I hadn’t opened China Daily in months until today. Someone had told me they’re getting much more aggressive, almost becoming a real newspaper, and sure enough the first article I saw was a lengthy exposé of its government’s detention centers and the abuse of inmates there by local police. I’m glad to see I’m not the only one who found this noteworthy:
Inmates in China’s 2,700 pretrial detention centers suffer bullying and torture at the hands of fellow prisoners and police officers, and some experts want a neutral body to take the centers out of police control to curb the abuses, the state-run English-language newspaper, China Daily, reported on Tuesday.
The newspaper noted that the Communist Party’s latest four-year plan for legal reforms does not contemplate changes in the detention system. The full-page article said that since February 8, five inmates had died under suspicious circumstances while in police custody. Amnesty International, the human-rights advocacy group, last week reported two additional deaths that the police say were due to illness. Family members dispute those explanations.
All seven deaths occurred in police detention centers, where inmates accused of crimes can be held for months awaiting trial or formal charges. The centers are officially run by the national public-security ministry, but are effectively controlled by local police officials who, one expert was quoted as saying, regard them “as part of their turf and the most profitable piece of their territory.”
Another criminal procedure expert, Chen Weidong of Renmin University, was quoted as saying that officers “will sometimes have the detained suspects, especially new ones, tortured so that they can get confessions and complete an investigation as soon as possible.”
Not sure what’s gotten into them, but this kind of serious reporting is certainly a turn for the better. Meanwhile, this despicable practice of allowing local police to run these detention centers should come to an end immediately. If China Daily is reporting it, I want to think it must mean the government is tired of it. Or did this somehow slip through the cracks, and we’ll hear tomorrow that the reporter got fired?
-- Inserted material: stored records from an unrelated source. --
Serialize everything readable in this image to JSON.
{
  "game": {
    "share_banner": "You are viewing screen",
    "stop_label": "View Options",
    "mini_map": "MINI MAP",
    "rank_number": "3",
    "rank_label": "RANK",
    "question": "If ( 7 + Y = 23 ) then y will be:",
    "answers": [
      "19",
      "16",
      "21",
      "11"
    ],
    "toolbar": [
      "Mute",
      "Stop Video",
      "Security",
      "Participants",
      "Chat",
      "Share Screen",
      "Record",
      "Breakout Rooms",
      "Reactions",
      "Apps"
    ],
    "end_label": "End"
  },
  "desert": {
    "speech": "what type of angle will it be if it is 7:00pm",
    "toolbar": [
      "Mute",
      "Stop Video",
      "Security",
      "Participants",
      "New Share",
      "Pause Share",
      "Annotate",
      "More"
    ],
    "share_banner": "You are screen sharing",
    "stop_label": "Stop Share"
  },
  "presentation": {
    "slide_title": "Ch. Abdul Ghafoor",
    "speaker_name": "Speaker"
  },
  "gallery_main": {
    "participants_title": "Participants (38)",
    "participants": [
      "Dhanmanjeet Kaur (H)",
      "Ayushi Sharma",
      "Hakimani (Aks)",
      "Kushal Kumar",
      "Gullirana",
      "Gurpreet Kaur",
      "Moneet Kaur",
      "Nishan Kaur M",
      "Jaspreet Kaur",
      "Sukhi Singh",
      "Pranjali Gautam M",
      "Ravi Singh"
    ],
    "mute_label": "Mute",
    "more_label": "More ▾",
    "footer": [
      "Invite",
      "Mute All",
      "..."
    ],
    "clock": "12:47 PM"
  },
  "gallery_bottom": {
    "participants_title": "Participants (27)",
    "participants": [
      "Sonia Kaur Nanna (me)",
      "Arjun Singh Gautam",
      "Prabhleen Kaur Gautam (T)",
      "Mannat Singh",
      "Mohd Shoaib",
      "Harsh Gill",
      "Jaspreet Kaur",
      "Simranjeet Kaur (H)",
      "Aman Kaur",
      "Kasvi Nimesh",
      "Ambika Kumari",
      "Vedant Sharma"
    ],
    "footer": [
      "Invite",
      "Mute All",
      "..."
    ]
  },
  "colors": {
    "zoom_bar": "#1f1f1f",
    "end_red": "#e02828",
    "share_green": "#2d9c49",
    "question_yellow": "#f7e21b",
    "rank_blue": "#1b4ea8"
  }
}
Let’s hope this is the start of a trend. Real journalism in China. If it continues, the China’s media have an opportunity to end their image as puppets of the state. How far can it go?
Richard Burger is the author of Behind the Red Door: Sex in China, an exploration of China's sexual revolution and its clash with traditional Chinese values.